Would you retype the listing word for word, skipping its pictures?

::::::::

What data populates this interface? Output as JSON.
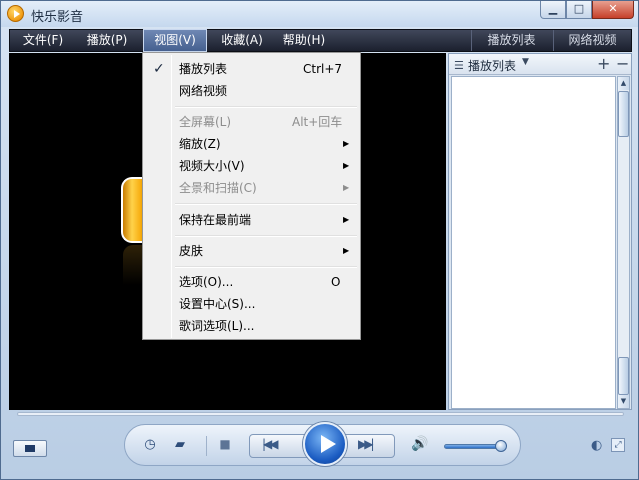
{
  "window": {
    "title": "快乐影音",
    "min_label": "▁",
    "max_label": "□",
    "close_label": "✕"
  },
  "menubar": {
    "items": [
      "文件(F)",
      "播放(P)",
      "视图(V)",
      "收藏(A)",
      "帮助(H)"
    ],
    "right_tabs": [
      "播放列表",
      "网络视频"
    ]
  },
  "view_menu": {
    "items": [
      {
        "label": "播放列表",
        "shortcut": "Ctrl+7",
        "checked": true,
        "enabled": true,
        "submenu": false
      },
      {
        "label": "网络视频",
        "shortcut": "",
        "checked": false,
        "enabled": true,
        "submenu": false
      },
      {
        "label": "全屏幕(L)",
        "shortcut": "Alt+回车",
        "checked": false,
        "enabled": false,
        "submenu": false
      },
      {
        "label": "缩放(Z)",
        "shortcut": "",
        "checked": false,
        "enabled": true,
        "submenu": true
      },
      {
        "label": "视频大小(V)",
        "shortcut": "",
        "checked": false,
        "enabled": true,
        "submenu": true
      },
      {
        "label": "全景和扫描(C)",
        "shortcut": "",
        "checked": false,
        "enabled": false,
        "submenu": true
      },
      {
        "label": "保持在最前端",
        "shortcut": "",
        "checked": false,
        "enabled": true,
        "submenu": true
      },
      {
        "label": "皮肤",
        "shortcut": "",
        "checked": false,
        "enabled": true,
        "submenu": true
      },
      {
        "label": "选项(O)...",
        "shortcut": "O",
        "checked": false,
        "enabled": true,
        "submenu": false
      },
      {
        "label": "设置中心(S)...",
        "shortcut": "",
        "checked": false,
        "enabled": true,
        "submenu": false
      },
      {
        "label": "歌词选项(L)...",
        "shortcut": "",
        "checked": false,
        "enabled": true,
        "submenu": false
      }
    ],
    "check_glyph": "✓",
    "arrow_glyph": "▶"
  },
  "playlist": {
    "title": "播放列表",
    "add_label": "+",
    "remove_label": "−",
    "list_glyph": "☰",
    "caret_glyph": "▼"
  },
  "controls": {
    "volume_level": 0.95,
    "icons": [
      "timer-icon",
      "folder-icon",
      "stop-icon",
      "previous-icon",
      "play-icon",
      "next-icon",
      "volume-icon"
    ]
  },
  "colors": {
    "accent": "#1b5cc2",
    "menubar": "#1b202e",
    "video_bg": "#000000"
  }
}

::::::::

[Response for this exercise]
What data populates this interface? Output as JSON.
{
  "window": {
    "title": "快乐影音",
    "min_label": "▁",
    "max_label": "□",
    "close_label": "✕"
  },
  "menubar": {
    "items": [
      "文件(F)",
      "播放(P)",
      "视图(V)",
      "收藏(A)",
      "帮助(H)"
    ],
    "right_tabs": [
      "播放列表",
      "网络视频"
    ]
  },
  "view_menu": {
    "items": [
      {
        "label": "播放列表",
        "shortcut": "Ctrl+7",
        "checked": true,
        "enabled": true,
        "submenu": false
      },
      {
        "label": "网络视频",
        "shortcut": "",
        "checked": false,
        "enabled": true,
        "submenu": false
      },
      {
        "label": "全屏幕(L)",
        "shortcut": "Alt+回车",
        "checked": false,
        "enabled": false,
        "submenu": false
      },
      {
        "label": "缩放(Z)",
        "shortcut": "",
        "checked": false,
        "enabled": true,
        "submenu": true
      },
      {
        "label": "视频大小(V)",
        "shortcut": "",
        "checked": false,
        "enabled": true,
        "submenu": true
      },
      {
        "label": "全景和扫描(C)",
        "shortcut": "",
        "checked": false,
        "enabled": false,
        "submenu": true
      },
      {
        "label": "保持在最前端",
        "shortcut": "",
        "checked": false,
        "enabled": true,
        "submenu": true
      },
      {
        "label": "皮肤",
        "shortcut": "",
        "checked": false,
        "enabled": true,
        "submenu": true
      },
      {
        "label": "选项(O)...",
        "shortcut": "O",
        "checked": false,
        "enabled": true,
        "submenu": false
      },
      {
        "label": "设置中心(S)...",
        "shortcut": "",
        "checked": false,
        "enabled": true,
        "submenu": false
      },
      {
        "label": "歌词选项(L)...",
        "shortcut": "",
        "checked": false,
        "enabled": true,
        "submenu": false
      }
    ],
    "check_glyph": "✓",
    "arrow_glyph": "▶"
  },
  "playlist": {
    "title": "播放列表",
    "add_label": "+",
    "remove_label": "−",
    "list_glyph": "☰",
    "caret_glyph": "▼"
  },
  "controls": {
    "volume_level": 0.95,
    "icons": [
      "timer-icon",
      "folder-icon",
      "stop-icon",
      "previous-icon",
      "play-icon",
      "next-icon",
      "volume-icon"
    ]
  },
  "colors": {
    "accent": "#1b5cc2",
    "menubar": "#1b202e",
    "video_bg": "#000000"
  }
}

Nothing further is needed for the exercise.